Of course, the multiplicity of apertures in the shadow mask may be identically dimensioned or, if desired, they may be weighted. For example, it is sometimes arranged that the diameter of the apertures are largest at the center of the mask and decrease with radial spacing from the center in order to obtain a brightness increase at the center of the screen and to provide an acceptable tolerance for beam registration at the edges of the screen. This result may be realized in the practice of the present invention simply by photoprinting with an aperture pattern that has the hole weighting desired.

As indicated above, the specific configuration desired of the aperture in the mask is of no moment in practicing the invention and the enlarged fragmentary view of FIG. 5 shows the application of the invention to a mask having elongated slots rather than circular holes. More specifically, each opening in the mask has a first portion 21a in the form of a slot of width D extending entirely across the mask blank except for its ends (one of which appears in FIG. 5). The ends are imperforate and border the series of slots 21a. Each opening also has a second but smaller portion 21b, likewise in the form of a slot of width D disposed on the opposite side of the mask blank in nested relation to portion 210 and attached thereto by narrow wall sections 21d formed by recesses 21c etched out of the blank on opposite sides of each slot 2112.

In using this mask, a line or strip type screen is applied photographically with the location and dimensions of each phosphor deposit determined by actinic energy projected onto the screen surface through slots 211b. After screening, the mask is re-etched to sever wall sections 21d and cause the screen to have only the large slot-type apertures 21a.

While particular embodiments of the invention have been shown and described, it will be obvious to those skilled in the art that changes and modifications may be made without departing from the invention in its broader aspects, and, therefore, the aim in the appended claims is to cover all such changes and modifications as fall within the true spirit and scope of the invention.

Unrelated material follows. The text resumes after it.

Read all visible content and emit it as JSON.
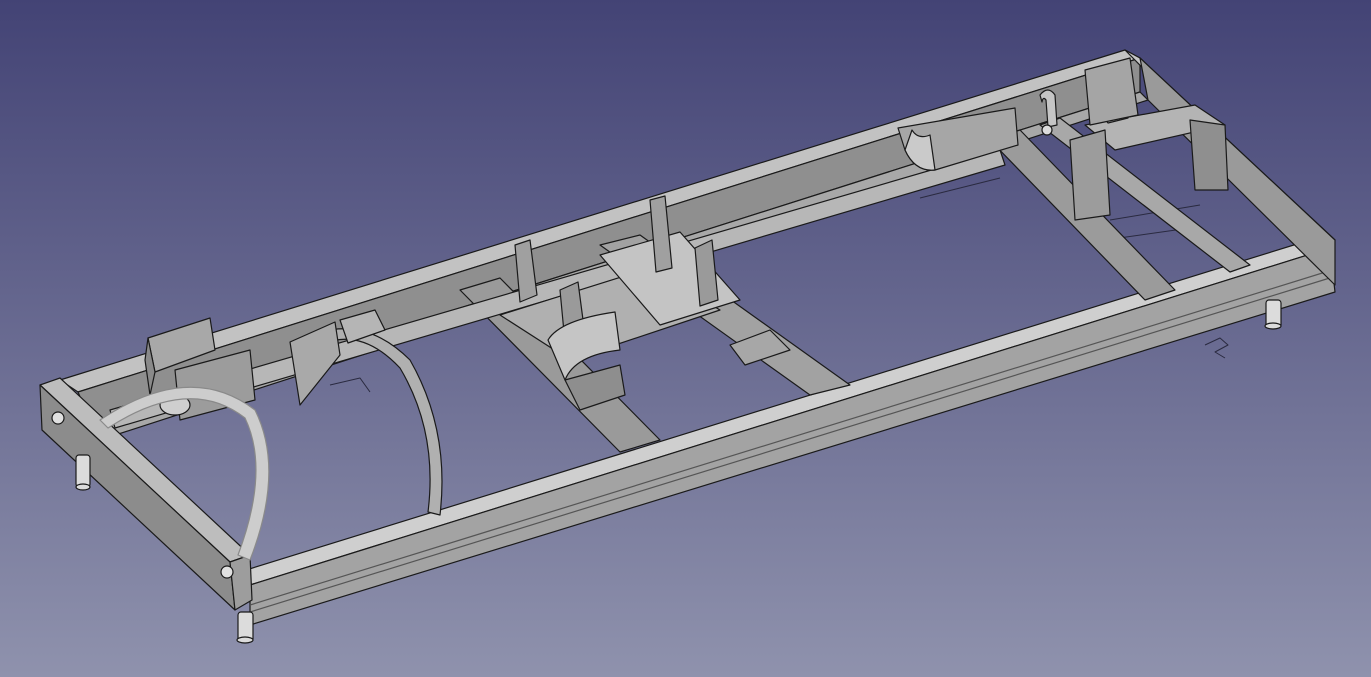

I claim:

1. The process of preparing the screen area of a shadow mask type of color picture tube which comprises:

selectively etching one surface of a metallic mask blank to form a first multiplicity of aperture portions of a given configuration; selectively etching the opposite surface of said mask blank to form a second and corresponding multiplicity of aperture portions of substantially the same configuration but smaller in size than and disposed in transverse alignment with said first multiplicity of aperture portions and further to form in said mask blank a multiplicity of channels individually surrounding each of the aperture portions of said second multiplicity to provide wall sections having a thickness that is a small percentage of the thickness of said mask blank and attaching the aperture portions of said first and second multiplicities to one another, said apertures being disposed in a pattern related to the pattern of phosphor distribution desired for said screen area of said tube;

depositing on said screen area of said tube a plurality of different phosphor materials individually applied by means of a photographic technique in which said screen area is first covered by a layer of photosensitive material and is then exposed through said second multiplicity of aperture portions with actinic energy to determine the location on said screen area of deposits of the phosphor material being applied;

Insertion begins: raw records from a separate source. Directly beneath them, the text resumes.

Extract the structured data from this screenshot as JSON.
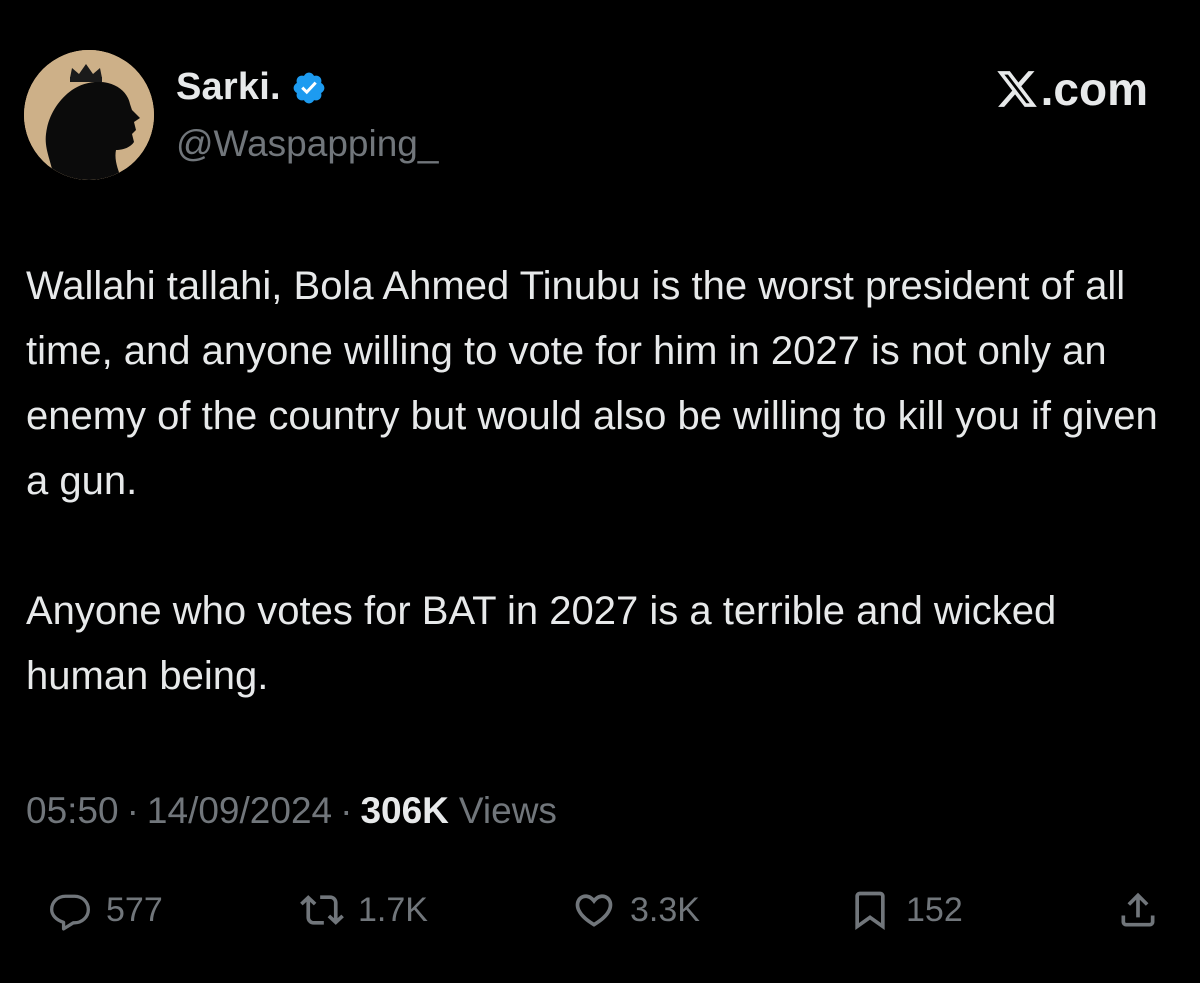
{
  "author": {
    "display_name": "Sarki.",
    "handle": "@Waspapping_",
    "verified": true,
    "avatar_icon": "silhouette-with-crown-avatar"
  },
  "brand": {
    "label": ".com",
    "icon": "x-logo-icon"
  },
  "tweet": {
    "paragraphs": [
      "Wallahi tallahi, Bola Ahmed Tinubu is the worst president of all time, and anyone willing to vote for him in 2027 is not only an enemy of the country but would also be willing to kill you if given a gun.",
      "Anyone who votes for BAT in 2027 is a terrible and wicked human being."
    ]
  },
  "meta": {
    "time": "05:50",
    "separator": "·",
    "date": "14/09/2024",
    "views_count": "306K",
    "views_label": "Views"
  },
  "actions": {
    "replies": "577",
    "reposts": "1.7K",
    "likes": "3.3K",
    "bookmarks": "152"
  },
  "colors": {
    "background": "#000000",
    "text": "#e7e9ea",
    "secondary": "#71767b",
    "verified": "#1d9bf0"
  }
}
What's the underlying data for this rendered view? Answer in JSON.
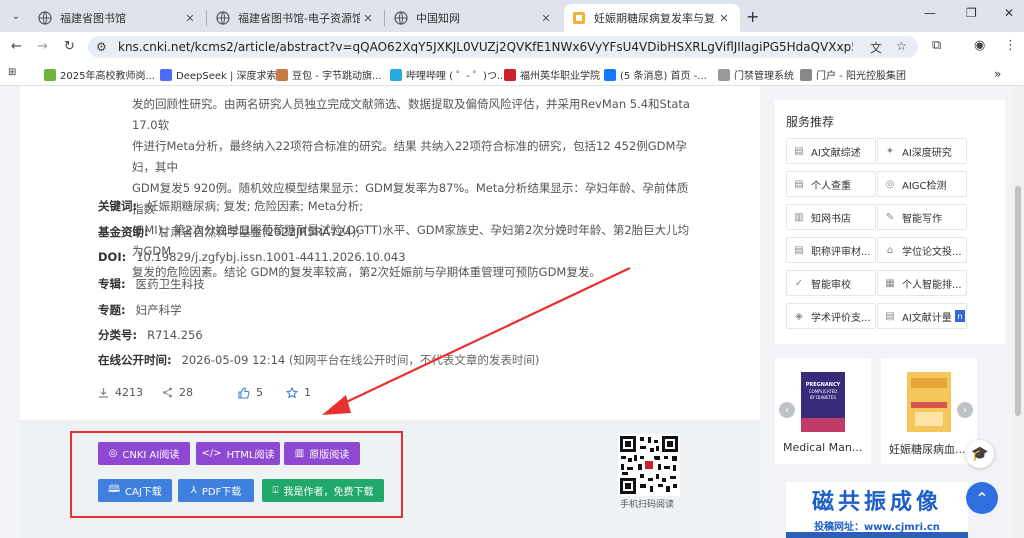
{
  "browser": {
    "tabs": [
      {
        "title": "福建省图书馆",
        "active": false
      },
      {
        "title": "福建省图书馆-电子资源馆外访问",
        "active": false
      },
      {
        "title": "中国知网",
        "active": false
      },
      {
        "title": "妊娠期糖尿病复发率与复发危",
        "active": true
      }
    ],
    "url": "kns.cnki.net/kcms2/article/abstract?v=qQAO62XqY5JXKJL0VUZj2QVKfE1NWx6VyYFsU4VDibHSXRLgViflJIlagiPG5HdaQVXxp5u4TZzpq3t49jlFZlNJr...",
    "bookmarks": [
      "2025年高校教师岗...",
      "DeepSeek | 深度求索",
      "豆包 - 字节跳动旗...",
      "哔哩哔哩 ( ゜- ゜)つ...",
      "福州英华职业学院",
      "(5 条消息) 首页 -...",
      "门禁管理系统",
      "门户 - 阳光控股集团"
    ]
  },
  "article": {
    "abstract_lines": [
      "发的回顾性研究。由两名研究人员独立完成文献筛选、数据提取及偏倚风险评估，并采用RevMan 5.4和Stata 17.0软",
      "件进行Meta分析，最终纳入22项符合标准的研究。结果 共纳入22项符合标准的研究，包括12 452例GDM孕妇，其中",
      "GDM复发5 920例。随机效应模型结果显示：GDM复发率为87%。Meta分析结果显示：孕妇年龄、孕前体质指数",
      "(BMI)、第2次分娩时口服葡萄糖耐量试验(OGTT)水平、GDM家族史、孕妇第2次分娩时年龄、第2胎巨大儿均为GDM",
      "复发的危险因素。结论 GDM的复发率较高，第2次妊娠前与孕期体重管理可预防GDM复发。"
    ],
    "keywords_label": "关键词:",
    "keywords": "妊娠期糖尿病;  复发;  危险因素;  Meta分析;",
    "fund_label": "基金资助:",
    "fund": "甘肃省自然科学基金(2022JR5RA724);",
    "doi_label": "DOI:",
    "doi": "10.19829/j.zgfybj.issn.1001-4411.2026.10.043",
    "series_label": "专辑:",
    "series": "医药卫生科技",
    "topic_label": "专题:",
    "topic": "妇产科学",
    "class_label": "分类号:",
    "class": "R714.256",
    "online_label": "在线公开时间:",
    "online": "2026-05-09 12:14",
    "online_note": "(知网平台在线公开时间，不代表文章的发表时间)",
    "stats": {
      "downloads": "4213",
      "shares": "28",
      "likes": "5",
      "favorites": "1"
    }
  },
  "actions": {
    "ai_read": "CNKI AI阅读",
    "html_read": "HTML阅读",
    "original_read": "原版阅读",
    "caj_download": "CAJ下载",
    "pdf_download": "PDF下载",
    "author_download": "我是作者，免费下载",
    "qr_caption": "手机扫码阅读"
  },
  "sidebar": {
    "title": "服务推荐",
    "services": [
      "AI文献综述",
      "AI深度研究",
      "个人查重",
      "AIGC检测",
      "知网书店",
      "智能写作",
      "职称评审材...",
      "学位论文投...",
      "智能审校",
      "个人智能排...",
      "学术评价支...",
      "AI文献计量"
    ],
    "books": [
      {
        "caption": "Medical Man...",
        "cover_title": "PREGNANCY COMPLICATED BY DIABETES"
      },
      {
        "caption": "妊娠糖尿病血..."
      }
    ],
    "ad_main": "磁共振成像",
    "ad_sub": "投稿网址：www.cjmri.cn"
  },
  "colors": {
    "purple": "#8f48d2",
    "blue": "#3f7fdd",
    "green": "#21a86b",
    "annotation": "#e8312f"
  }
}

etching out said wall sections of said mask to remove said second multiplicity of aperture portions;

and thereafter securing said mask in spaced essentially parallel relation to said screen area of said tube.

2. The process in accordance with claim 1 in which said wall section is formed by etching out a major portion,

but less than all, of the transverse section of the mask blank material which intervenes said first and said second multiplicities of aperture portions.

3. The process in accordance with claim 1 in which said first and second multiplicities of aperture portions are circular and in which said wall section is formed by etching out an annulus having an inner diameter which is less than the outer diameter of the aperture portions of said first multiplicity but is greater than the outer diameter of the aperture portions of said second multiplicity;

and in which the depth of said annulus is substantially equal to that of the aperture portions of said second multiplicity.

4. The process in accordance with claim 3 in which said annulus has a depth exceeding that of the aperture portions of said second multiplicity.

5. The process in accordance with claim 3 in which the outer diameter of said annulus is substantially equal to the diameter of the aperture portions of said first multiplicity.

6. The process in accordance with claim 1 in which said mask blank is selectively etched to have the thickness dimension of the aperture portions of said first multiplicity substantially greater than that of the aperture portions of said second multiplicity.

Patent Citations
Cited PatentFiling datePublication dateApplicantTitle
US2750524 *Nov 15, 1951Jun 12, 1956Mergenthaler Linotype GmbhPerforate mask for multicolor television apparatus and method of producting same
US2961313 *Jun 24, 1955Nov 22, 1960Zenith Radio CorpColor image reproducer
US3231380 *Nov 14, 1960Jan 25, 1966Rca CorpArt of making electron-optical reticles
Referenced by
Citing PatentFiling datePublication dateApplicantTitle
US3863086 *Nov 30, 1972Jan 28, 1975Gte Sylvania IncCoated pattern mask for use in forming a color CRT screen structure and method for coating the mask
US3872345 *Oct 23, 1973Mar 18, 1975Hitachi LtdColour picture tubes
US3916243 *Sep 20, 1974Oct 28, 1975Buckbee Mears CoChanneled shadow mask
US3931442 *Nov 4, 1974Jan 6, 1976Gte Sylvania IncorporatedTemporary modification of a pattern mask for use in forming a color CRT screen and a process for modifying the same
US3936302 *Feb 7, 1973Feb 3, 1976Hitachi, Ltd.Method for manufacturing fluorescent screens for use in colour picture tubes
US3955981 *Jan 6, 1975May 11, 1976Zenith Radio CorporationMethod of forming electron-transmissive apertures in a color selection mask by photoetching with two resist layers
US4049451 *Jan 14, 1972Sep 20, 1977Rca CorporationApplying a photosensitive material, projecting light through a shadow mask onto screen
US4105493 *Aug 8, 1977Aug 8, 1978The Gillette CompanyProduction of shaving foil
US4865953 *Sep 28, 1987Sep 12, 1989Rca Licensing Corp.Method for making a stencil with a borax-free, low-dichromate, casein photoresist composition
US5087854 *Oct 31, 1990Feb 11, 1992U.S. Philips CorporationDisplay device and methods of manufacturing such a display device
US5139610 *Oct 31, 1990Aug 18, 1992Honeywell Inc.Surrounding via-defining walls with recesses which act as barriers to retain vapor deposits and also protectively cover active regions
US6210546 *Oct 29, 1998Apr 3, 2001Lucent Technologies Inc.Fixture with at least one trough and method of using the fixture in a plasma or ion beam
US20100129598 *Feb 16, 2009May 27, 2010Lighthouse Technology Co., LtdOptical film
Classifications
U.S. Classification430/5, 427/68, 430/269, 430/323, 313/408, 216/12, 430/23, 216/25
International ClassificationH01J29/07, H01J9/14
Cooperative ClassificationH01J9/142, H01J29/076, H01J9/144
European ClassificationH01J29/07D, H01J9/14B2, H01J9/14B